→ **Goal of the exercise**: Repeat the whole listing exactly as it appears.

── Task data ──

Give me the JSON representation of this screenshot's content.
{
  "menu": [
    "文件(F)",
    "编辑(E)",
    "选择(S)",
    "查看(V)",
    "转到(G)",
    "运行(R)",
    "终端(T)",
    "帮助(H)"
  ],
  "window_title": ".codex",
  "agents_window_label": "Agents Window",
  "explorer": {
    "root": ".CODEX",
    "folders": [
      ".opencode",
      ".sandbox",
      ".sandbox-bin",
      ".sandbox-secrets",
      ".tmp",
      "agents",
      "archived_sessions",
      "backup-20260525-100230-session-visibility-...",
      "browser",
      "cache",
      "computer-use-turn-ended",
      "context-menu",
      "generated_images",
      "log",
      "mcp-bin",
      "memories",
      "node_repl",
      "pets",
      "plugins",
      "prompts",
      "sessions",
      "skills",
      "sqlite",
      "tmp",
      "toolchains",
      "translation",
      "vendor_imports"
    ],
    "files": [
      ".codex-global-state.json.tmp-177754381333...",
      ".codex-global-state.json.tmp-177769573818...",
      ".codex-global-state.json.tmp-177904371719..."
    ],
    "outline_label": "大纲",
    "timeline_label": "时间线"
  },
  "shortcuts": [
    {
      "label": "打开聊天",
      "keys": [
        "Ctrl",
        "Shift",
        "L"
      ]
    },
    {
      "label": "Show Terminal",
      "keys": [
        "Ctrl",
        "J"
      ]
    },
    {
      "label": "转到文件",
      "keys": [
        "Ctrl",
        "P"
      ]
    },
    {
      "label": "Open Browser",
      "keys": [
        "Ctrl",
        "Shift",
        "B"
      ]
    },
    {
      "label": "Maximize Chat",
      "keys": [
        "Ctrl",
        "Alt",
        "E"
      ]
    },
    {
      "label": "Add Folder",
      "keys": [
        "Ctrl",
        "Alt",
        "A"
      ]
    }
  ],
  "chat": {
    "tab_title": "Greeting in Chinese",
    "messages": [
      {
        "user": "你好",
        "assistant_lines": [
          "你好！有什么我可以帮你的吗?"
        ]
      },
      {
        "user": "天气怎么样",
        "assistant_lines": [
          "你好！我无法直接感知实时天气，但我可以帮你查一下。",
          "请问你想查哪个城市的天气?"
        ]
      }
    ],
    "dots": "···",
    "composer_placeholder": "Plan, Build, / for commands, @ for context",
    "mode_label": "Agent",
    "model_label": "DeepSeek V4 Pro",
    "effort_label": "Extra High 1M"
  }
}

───

→ **Written response**:
Give me the JSON representation of this screenshot's content.
{
  "menu": [
    "文件(F)",
    "编辑(E)",
    "选择(S)",
    "查看(V)",
    "转到(G)",
    "运行(R)",
    "终端(T)",
    "帮助(H)"
  ],
  "window_title": ".codex",
  "agents_window_label": "Agents Window",
  "explorer": {
    "root": ".CODEX",
    "folders": [
      ".opencode",
      ".sandbox",
      ".sandbox-bin",
      ".sandbox-secrets",
      ".tmp",
      "agents",
      "archived_sessions",
      "backup-20260525-100230-session-visibility-...",
      "browser",
      "cache",
      "computer-use-turn-ended",
      "context-menu",
      "generated_images",
      "log",
      "mcp-bin",
      "memories",
      "node_repl",
      "pets",
      "plugins",
      "prompts",
      "sessions",
      "skills",
      "sqlite",
      "tmp",
      "toolchains",
      "translation",
      "vendor_imports"
    ],
    "files": [
      ".codex-global-state.json.tmp-177754381333...",
      ".codex-global-state.json.tmp-177769573818...",
      ".codex-global-state.json.tmp-177904371719..."
    ],
    "outline_label": "大纲",
    "timeline_label": "时间线"
  },
  "shortcuts": [
    {
      "label": "打开聊天",
      "keys": [
        "Ctrl",
        "Shift",
        "L"
      ]
    },
    {
      "label": "Show Terminal",
      "keys": [
        "Ctrl",
        "J"
      ]
    },
    {
      "label": "转到文件",
      "keys": [
        "Ctrl",
        "P"
      ]
    },
    {
      "label": "Open Browser",
      "keys": [
        "Ctrl",
        "Shift",
        "B"
      ]
    },
    {
      "label": "Maximize Chat",
      "keys": [
        "Ctrl",
        "Alt",
        "E"
      ]
    },
    {
      "label": "Add Folder",
      "keys": [
        "Ctrl",
        "Alt",
        "A"
      ]
    }
  ],
  "chat": {
    "tab_title": "Greeting in Chinese",
    "messages": [
      {
        "user": "你好",
        "assistant_lines": [
          "你好！有什么我可以帮你的吗?"
        ]
      },
      {
        "user": "天气怎么样",
        "assistant_lines": [
          "你好！我无法直接感知实时天气，但我可以帮你查一下。",
          "请问你想查哪个城市的天气?"
        ]
      }
    ],
    "dots": "···",
    "composer_placeholder": "Plan, Build, / for commands, @ for context",
    "mode_label": "Agent",
    "model_label": "DeepSeek V4 Pro",
    "effort_label": "Extra High 1M"
  }
}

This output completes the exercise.